In February, Barnardo's launched a campaign to encourage people from black and minority ethnic communities to join its governing body, the Barnardo's Council. The council, which is made up of 20 trustees, had three BME representatives, all of whom were due to retire by October.
The campaign was run and designed in-house. The media team began by sending out press releases alerting magazines and newspapers to the fact that Barnardo's was looking for trustees from BME backgrounds.
This was supported by paid-for adverts in The Guardian and several papers produced by the Ethnic Media Group, including the Caribbean Times. An advert was also posted on Barnardo's website.
An internal email was sent to staff at the charity asking them to recommend people the nominations committee could approach. Many of the individuals suggested by staff were able to make further recommendations.

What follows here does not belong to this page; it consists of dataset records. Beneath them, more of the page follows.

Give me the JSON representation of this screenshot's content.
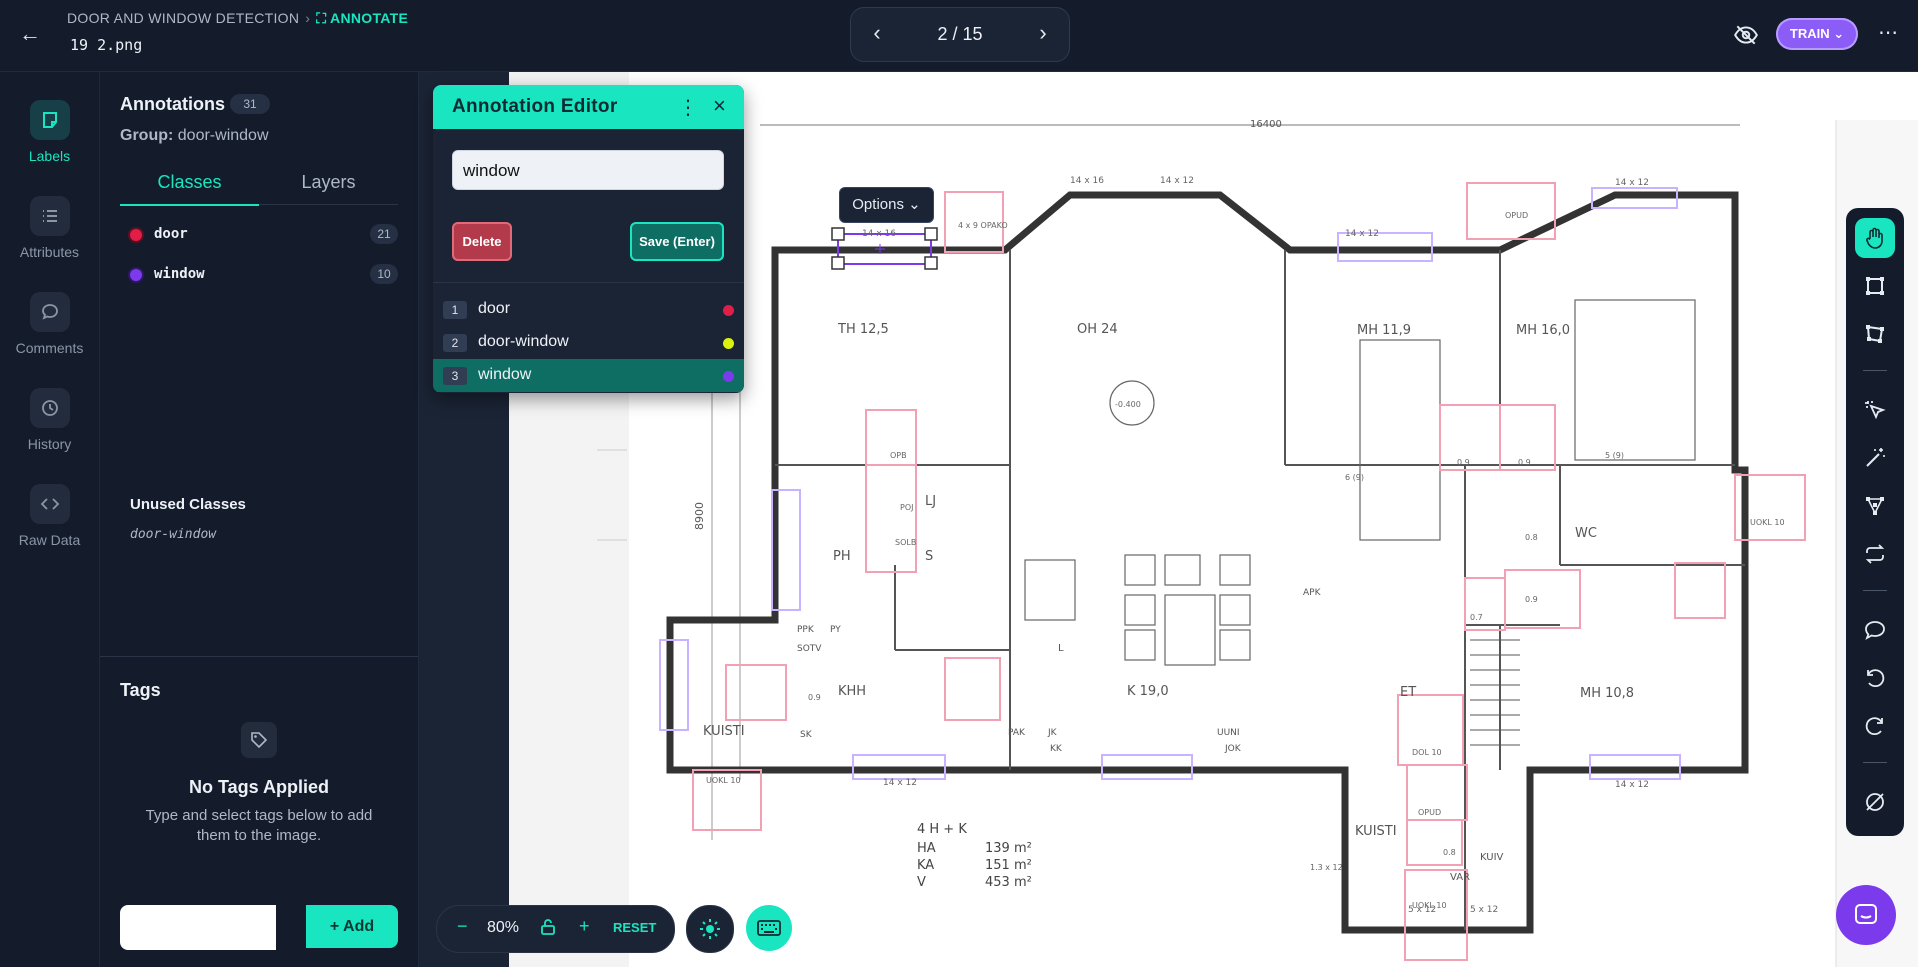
{
  "header": {
    "project": "DOOR AND WINDOW DETECTION",
    "mode": "ANNOTATE",
    "filename": "19 2.png",
    "page_counter": "2 / 15",
    "train_label": "TRAIN"
  },
  "rail": {
    "items": [
      {
        "label": "Labels"
      },
      {
        "label": "Attributes"
      },
      {
        "label": "Comments"
      },
      {
        "label": "History"
      },
      {
        "label": "Raw Data"
      }
    ]
  },
  "panel": {
    "title": "Annotations",
    "count": "31",
    "group_label": "Group:",
    "group_value": "door-window",
    "tabs": [
      "Classes",
      "Layers"
    ],
    "classes": [
      {
        "name": "door",
        "count": "21",
        "color": "#e11d48"
      },
      {
        "name": "window",
        "count": "10",
        "color": "#7c3aed"
      }
    ],
    "unused_title": "Unused Classes",
    "unused_items": [
      "door-window"
    ],
    "tags_title": "Tags",
    "no_tags_title": "No Tags Applied",
    "no_tags_desc": "Type and select tags below to add them to the image.",
    "add_label": "Add"
  },
  "editor": {
    "title": "Annotation Editor",
    "input_value": "window",
    "delete_label": "Delete",
    "save_label": "Save (Enter)",
    "options": [
      {
        "num": "1",
        "label": "door",
        "color": "#e11d48"
      },
      {
        "num": "2",
        "label": "door-window",
        "color": "#d9f20f"
      },
      {
        "num": "3",
        "label": "window",
        "color": "#7c3aed"
      }
    ]
  },
  "canvas": {
    "options_button": "Options",
    "plan_labels": {
      "dimension_top": "16400",
      "dimension_left": "8900",
      "rooms": [
        "TH 12,5",
        "OH 24",
        "MH 11,9",
        "MH 16,0",
        "PH",
        "S",
        "LJ",
        "WC",
        "KHH",
        "K 19,0",
        "ET",
        "MH 10,8",
        "KUISTI",
        "KUISTI",
        "VAR",
        "KUIV",
        "L",
        "SK",
        "PY",
        "PPK",
        "SOTV",
        "APK",
        "UUNI",
        "PAK",
        "JK",
        "KK",
        "JOK"
      ],
      "window_sizes": [
        "14 x 16",
        "14 x 12",
        "14 x 12",
        "14 x 12",
        "14 x 12",
        "14 x 16",
        "14 x 12",
        "5 x 12",
        "5 x 12"
      ],
      "door_marks": [
        "4 x 9 OPAKO",
        "OPUD",
        "OPB",
        "POJ",
        "SOLB",
        "0.9",
        "0.9",
        "0.7",
        "0.9",
        "0.9",
        "0.8",
        "0.8",
        "UOKL 10",
        "UOKL 10",
        "UOKL 10",
        "DOL 10",
        "OPUD",
        "-0.400",
        "6 (9)",
        "5 (9)",
        "1.3 x 12"
      ],
      "areas": [
        {
          "label": "4 H + K",
          "value": ""
        },
        {
          "label": "HA",
          "value": "139 m²"
        },
        {
          "label": "KA",
          "value": "151 m²"
        },
        {
          "label": "V",
          "value": "453 m²"
        }
      ]
    }
  },
  "zoom": {
    "value": "80%",
    "reset_label": "RESET"
  },
  "colors": {
    "accent": "#19e6c1",
    "door": "#e11d48",
    "window": "#7c3aed",
    "door_window": "#d9f20f",
    "train": "#8b5cf6"
  }
}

The media campaign and print adverts resulted in 21 applications, and the nominations committee received several strong applications as a result of the staff recommendations.

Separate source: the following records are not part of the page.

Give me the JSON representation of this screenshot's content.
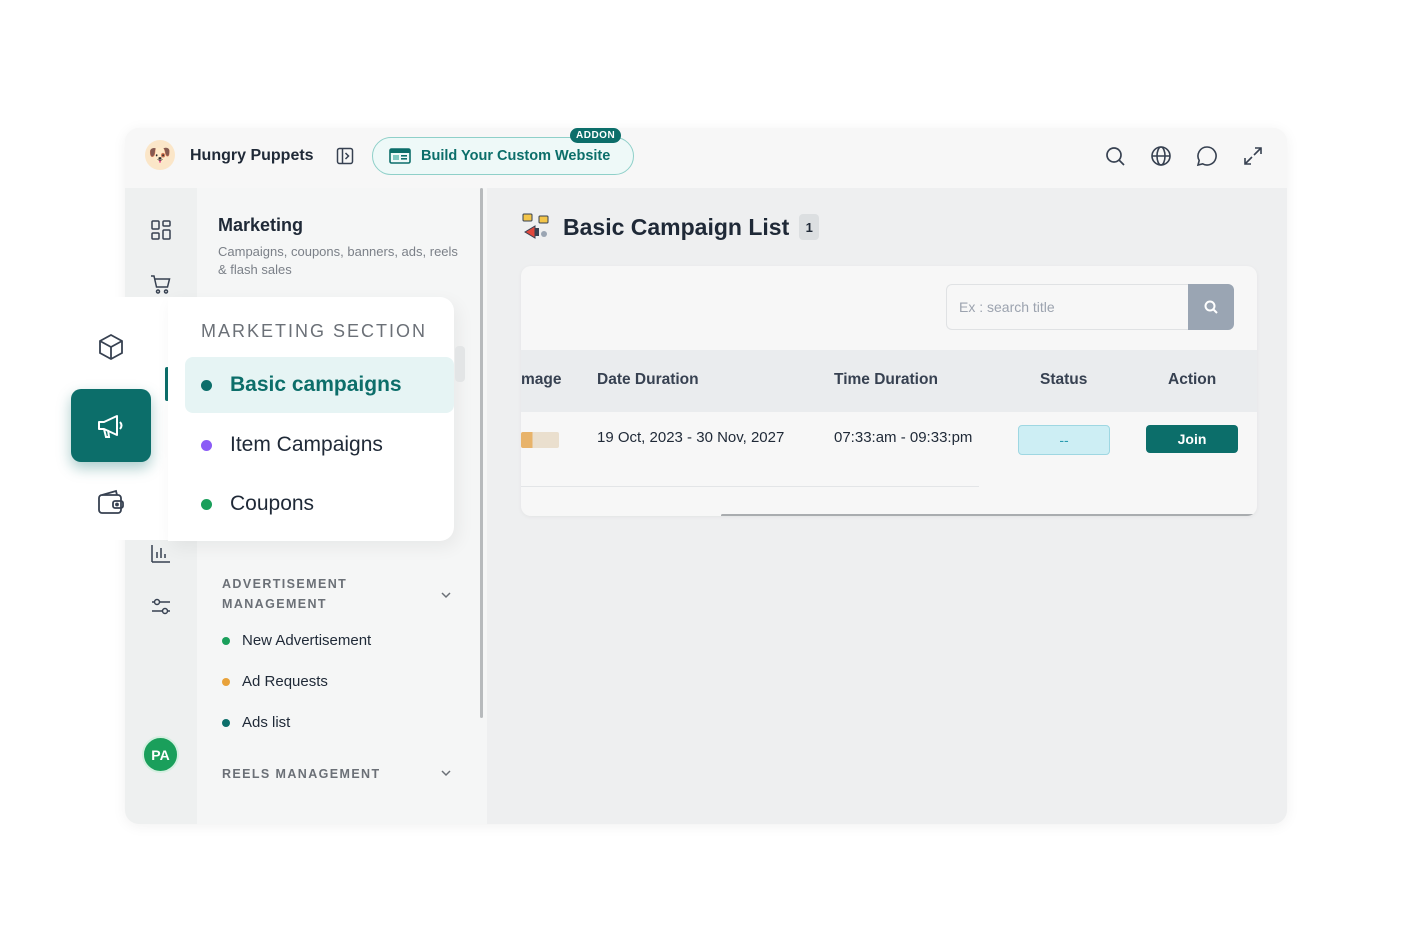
{
  "header": {
    "app_name": "Hungry Puppets",
    "build_button_label": "Build Your Custom Website",
    "addon_badge": "ADDON"
  },
  "sidebar_panel": {
    "title": "Marketing",
    "subtitle": "Campaigns, coupons, banners, ads, reels & flash sales",
    "sections": [
      {
        "label": "ADVERTISEMENT MANAGEMENT",
        "items": [
          {
            "label": "New Advertisement",
            "dot_color": "#1a9f5b"
          },
          {
            "label": "Ad Requests",
            "dot_color": "#e8a23a"
          },
          {
            "label": "Ads list",
            "dot_color": "#0c6e6a"
          }
        ]
      },
      {
        "label": "REELS MANAGEMENT",
        "items": []
      }
    ]
  },
  "marketing_popout": {
    "heading": "MARKETING SECTION",
    "items": [
      {
        "label": "Basic campaigns",
        "dot_color": "#0c6e6a",
        "active": true
      },
      {
        "label": "Item Campaigns",
        "dot_color": "#8b5cf6",
        "active": false
      },
      {
        "label": "Coupons",
        "dot_color": "#1a9f5b",
        "active": false
      }
    ]
  },
  "user": {
    "initials": "PA"
  },
  "main": {
    "title": "Basic Campaign List",
    "count": "1",
    "search_placeholder": "Ex : search title",
    "table": {
      "columns": [
        "mage",
        "Date Duration",
        "Time Duration",
        "Status",
        "Action"
      ],
      "rows": [
        {
          "date_duration": "19 Oct, 2023 - 30 Nov, 2027",
          "time_duration": "07:33:am - 09:33:pm",
          "status": "--",
          "action": "Join"
        }
      ]
    }
  },
  "colors": {
    "brand": "#0c6e6a",
    "status_bg": "#cdeef4"
  },
  "icons": {
    "rail": [
      "dashboard-icon",
      "cart-icon",
      "box-icon",
      "megaphone-icon",
      "wallet-icon",
      "chart-icon",
      "settings-sliders-icon"
    ],
    "top": [
      "search-icon",
      "globe-icon",
      "chat-icon",
      "expand-icon"
    ]
  }
}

A short list of four candidates was drawn up in April. They were invited to visit their local Barnardo's branch before attending an interview in London, where they were questioned by a panel of trustees, HR staff and the company secretary. Each applicant also had a meeting with the chief executive.
Two trustees were invited to join the board in May, both of whom had applied after being approached by the nominations committee. Joseph Augustin, assistant director of people at Barnardo's and the campaign's co-ordinator, says it was important to make use of staff contacts because the 'word-of-mouth' approach produced several of the strongest candidates.
"Everyone in the organisation had a vital role to play," he says. "We had a phenomenal response from the advert, but the people we appointed came from recommendations, so you should definitely use that internal resource."